Michelle Larson-Krieg served as chair of the then-combined CU Denver | CU Anschutz Staff Council from December 2018 to April 2021 and as chair of the CU Denver Staff Council for the past year—during one of the most challenging periods in the university’s history. In the face of adversity and hardship, she was a voice for one of CU Denver’s greatest assets: its staff. As Larson-Krieg prepares to step down from her role on Staff Council to focus on her responsibilities as the director of International Student & Scholar Services, CU Denver News sat down with her to discuss some of her accomplishments.
18-Year Career at the University of Colorado
Larson-Krieg started her CU career in 2003 as a SEVIS (Student and Exchange Visitor Information System) coordinator in International Student and Scholar Services at CU Boulder. She soon transferred to the University of Colorado Health Sciences Center, where she worked with international students and scholars. Following the Denver and Anschutz Medical campuses merger, Larson-Krieg served as the assistant director of International Scholar Services. After attending law school, she returned to CU Denver as an international scholar advisor and assumed the director role in October 2011.
Today, she oversees a team of seven professional staff who manage all immigration-related processes for the University of Colorado Denver | Anschutz Medical Campus. The team safeguards the university’s ability to utilize visa programs to enroll international students, host exchange visitors, and ensure compliance with complex immigration rules and regulations when foreign nationals come to the CU Denver and Anschutz campuses to study, teach, conduct research, or engage in other academic pursuits.

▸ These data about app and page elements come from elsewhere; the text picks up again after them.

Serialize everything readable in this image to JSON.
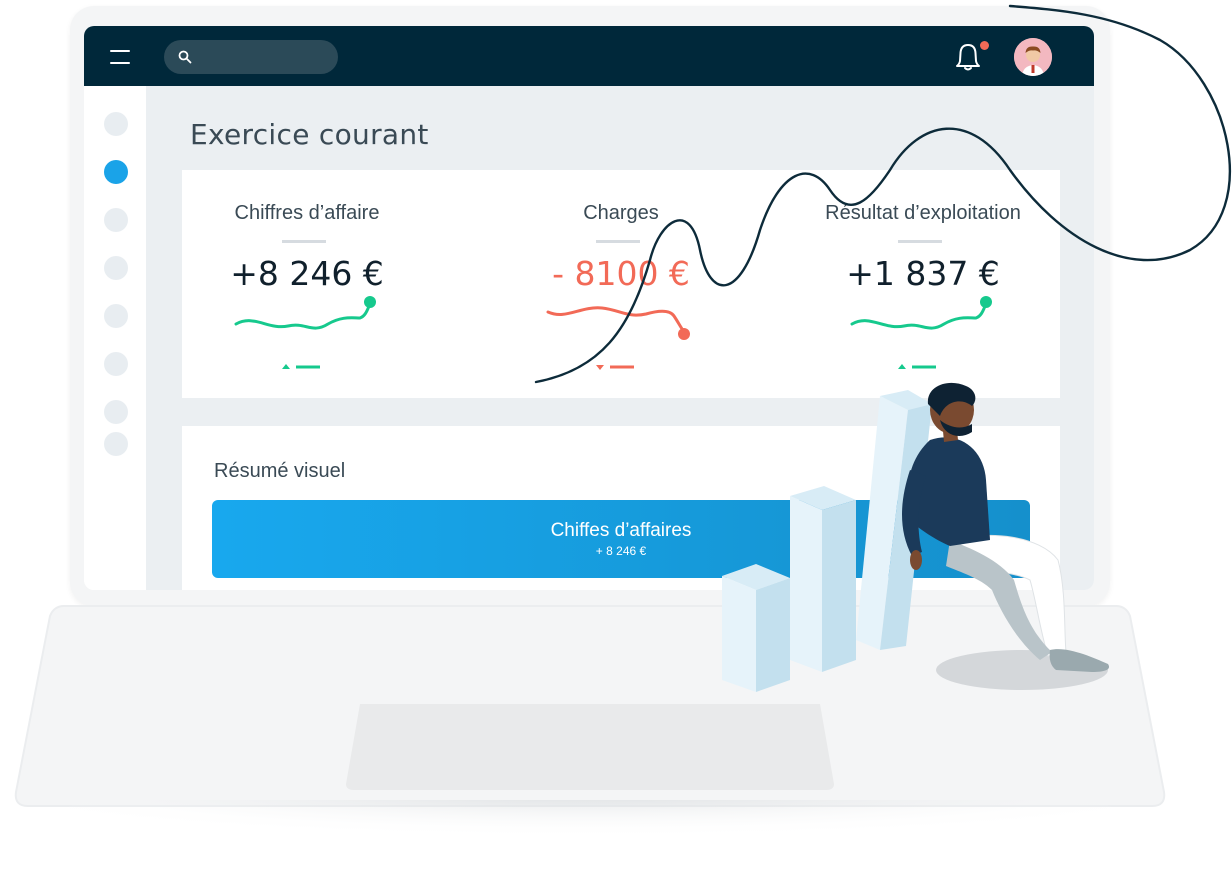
{
  "header": {
    "menu_icon": "hamburger-menu-icon",
    "search_icon": "search-icon",
    "search_placeholder": "",
    "notification_icon": "bell-icon",
    "avatar": "user-avatar"
  },
  "sidebar": {
    "items": [
      {
        "active": false
      },
      {
        "active": true
      },
      {
        "active": false
      },
      {
        "active": false
      },
      {
        "active": false
      },
      {
        "active": false
      },
      {
        "active": false
      },
      {
        "active": false
      }
    ],
    "active_color": "#1aa3e8"
  },
  "main": {
    "title": "Exercice courant",
    "kpis": [
      {
        "label": "Chiffres d’affaire",
        "value": "+8 246 €",
        "trend": "up",
        "color": "#16c98d"
      },
      {
        "label": "Charges",
        "value": "- 8100 €",
        "trend": "down",
        "color": "#f26a57"
      },
      {
        "label": "Résultat d’exploitation",
        "value": "+1 837 €",
        "trend": "up",
        "color": "#16c98d"
      }
    ],
    "summary": {
      "title": "Résumé visuel",
      "bar_label": "Chiffes d’affaires",
      "bar_value": "+ 8 246 €"
    }
  },
  "colors": {
    "topbar": "#00283a",
    "accent": "#1aa3e8",
    "positive": "#16c98d",
    "negative": "#f26a57"
  }
}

Representing Staff in Important Pandemic-Related Decisions
Larson-Krieg first joined Staff Council in 2016. The 40-member, volunteer-based shared governance group focuses on staff appreciation, professional development, campus and community engagement, and policy and advocacy work. As the Denver campus chair, she works closely with Andrew Rotz, chair of the Anschutz Medical Campus.
When former Chair Jay Campbell announced he was stepping down at the end of 2018, Larson-Krieg completed his term and ran for the position in spring 2019. At the start of the pandemic, she recalls meeting with members of CU Denver’s cabinet and leadership across campus on a weekly basis to build relationships and trust. “While that time was really challenging and there was so much going on, it really gave us a place at the table and a voice,” Larson-Krieg said. “I really tried to use that opportunity to showcase the great work staff was doing in all areas of the university, to highlight staff needs, and to make sure that the perspectives of staff were being considered.”
While Larson-Krieg served as a successful Staff Council leader in many ways, three efforts during her time as co-chair top her list of accomplishments.
- She drafted and shepherded a joint resolution regarding high-level searches that was passed by the CU Denver | Anschutz Staff Council, Student Government, and the Executive Committee of the CU Denver Faculty Assembly and helped to dramatically increase the inclusiveness and transparency with which high-level searches are conducted on the CU Denver campus.
- During the pandemic, CU Denver introduced a series of virtual town halls to keep the campus community updated on COVID and budget-related decisions. During this time, Larson-Krieg and Michael Zinser, professor of psychology, spent long hours reviewing questions from faculty and staff and ensuring their concerns were addressed by leadership in ways that were respectful and transparent.
- Larson-Krieg served as a voice for staff on the Campus Advisory Committee on Budget (CACB), an advisory group that meets throughout the budget planning season, from November to May, to talk through the budget process, planning, requests, and the university’s budget model. “One of the things that the CACB created in response to the pandemic was a set of principles that guided how CU Denver was going to approach decisions to ensure equity,” she said. These principles helped with major decision-making, such as implementing temporary furloughs on a graduated scale, developed by leaders in the Budget Office.
‘We might not have everything figured out, but our hearts are in the right place.’
Staff Council has a vital role to play in goal 5 of the Strategic Plan (becoming a people-centered best place to work), said Larson-Krieg, who co-chaired the goal’s vision team during the strategic planning process along with Joann Brennan, associate vice chancellor for Faculty Affairs. “Staff Council provides an opportunity to ensure that staff are heard, that they have professional development opportunities, and that policies consider and include a staff perspective,” she said.
As she looks back on her time as chair, Larson-Krieg would like to thank CU Denver leadership for being open and receptive during sometimes uncomfortable and challenging conversations. “Thank you to leadership for taking staff concerns to heart,” she said. Larson-Krieg would especially like to thank Jennifer Sobanet, executive vice chancellor for administration and strategy, who is the CU Denver cabinet liaison to Staff Council.
Larson-Krieg added: “The thing I like best about CU Denver is the commitment of staff, faculty, and administration to student success. We might not have everything figured out, but our hearts are in the right place, and so many people are working tirelessly to ensure that students have a great experience at CU Denver.”